Depth of snow in Colorado has many nervous
All you have to do is look toward the mountains to know something unusual is happening. It’s pushing June, and Colorado high country remains decidedly white. It’s not unusual to see snow on the mountains any time of year. What is unusual is the depth of that snow.
It is a situation that has some calling for the construction of new dams to allow Colorado to keep more water when there is more to keep. Others worry about flooding and mudslides when the snow starts to melt.
Frequent Colorado Independent contributor Allen Best documents the situation in an article published at NewWest.net.
Spring this year is looking over its shoulder at winter. But when the snowmelt finally begins in earnest, Colorado will have what kayakers and rafters call a big water year. The circumstances have some emergency service personnel a trifle nervous. Dam operators, worried about what will happen when the weather inevitably warms, have been draining reservoirs, confident that there’s plenty of water on the mountain slopes in replacement.
Downstream in the desert, the giant reservoirs called Powell and Mead should have higher water levels. Half of the Colorado River’s water comes from Colorado.
It’s a snowpack with dimensions not often seen in recent years. The most frequent comparisons are to big water years in the 1980s.
“This year the lateness of the melt out and the size of the snowpack approaches that of 1983,” says Mike Gillespie, snow survey coordinator for the Natural Resources Conservation Service in Colorado. Utah and Wyoming also have big snowpacks this year, he added, as do other Western states. “But we have the most critical conditions in terms of snowmelt.”
This year’s big water has also reinvigorated long-standing arguments about the best purpose of spring runoff. Farmers, cities and others say the record snowpack demonstrates, yet again, the need for dams and reservoirs to store water for the inevitable dry years.
“I think it’s one of those ‘duh’ moments,” says Brian Werner, spokesman for the Northern Colorado Water Conservation District. “Look at all the water that is going downstream, on both sides of the mountain (Continental Divide).”
That is, says Werner, water that could legally stay in Colorado – if it had the necessary dams. “We need to put some more buckets out there, and these are good years to illustrate why we need buckets.”

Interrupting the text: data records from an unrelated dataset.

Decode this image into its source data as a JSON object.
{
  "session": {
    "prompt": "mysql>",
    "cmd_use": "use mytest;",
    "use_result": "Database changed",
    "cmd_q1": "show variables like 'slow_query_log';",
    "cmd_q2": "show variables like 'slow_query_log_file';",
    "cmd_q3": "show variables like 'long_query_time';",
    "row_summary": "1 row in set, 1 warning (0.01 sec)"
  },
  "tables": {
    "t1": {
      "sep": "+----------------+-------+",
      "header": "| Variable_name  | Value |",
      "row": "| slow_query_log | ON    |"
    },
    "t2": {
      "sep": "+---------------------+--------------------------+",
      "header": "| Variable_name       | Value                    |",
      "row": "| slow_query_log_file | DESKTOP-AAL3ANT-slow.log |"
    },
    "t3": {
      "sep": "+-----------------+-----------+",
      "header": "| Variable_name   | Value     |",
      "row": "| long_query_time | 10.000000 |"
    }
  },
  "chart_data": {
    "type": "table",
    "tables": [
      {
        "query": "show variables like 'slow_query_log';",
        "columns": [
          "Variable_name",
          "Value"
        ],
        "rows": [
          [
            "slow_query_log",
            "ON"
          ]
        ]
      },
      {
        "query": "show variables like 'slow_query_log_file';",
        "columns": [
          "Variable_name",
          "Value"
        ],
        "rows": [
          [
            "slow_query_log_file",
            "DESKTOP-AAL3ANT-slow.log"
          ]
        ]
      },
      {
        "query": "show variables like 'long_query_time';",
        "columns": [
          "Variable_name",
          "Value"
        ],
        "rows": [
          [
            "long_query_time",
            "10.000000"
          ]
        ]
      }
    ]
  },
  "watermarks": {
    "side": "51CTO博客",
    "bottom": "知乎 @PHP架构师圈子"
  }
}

The district delivers water to 640,000 irrigated acres of farmland that extends to Nebraska plus cities in one of the West’s fastest-growing areas, between the university towns of Boulder and Fort Collins. To deliver reliable water, Northern proposes a new reservoir at Glade Park, adjacent to the Poudre River, where peak flows of 6,000 cubic feet per second are forecast this year, double the average.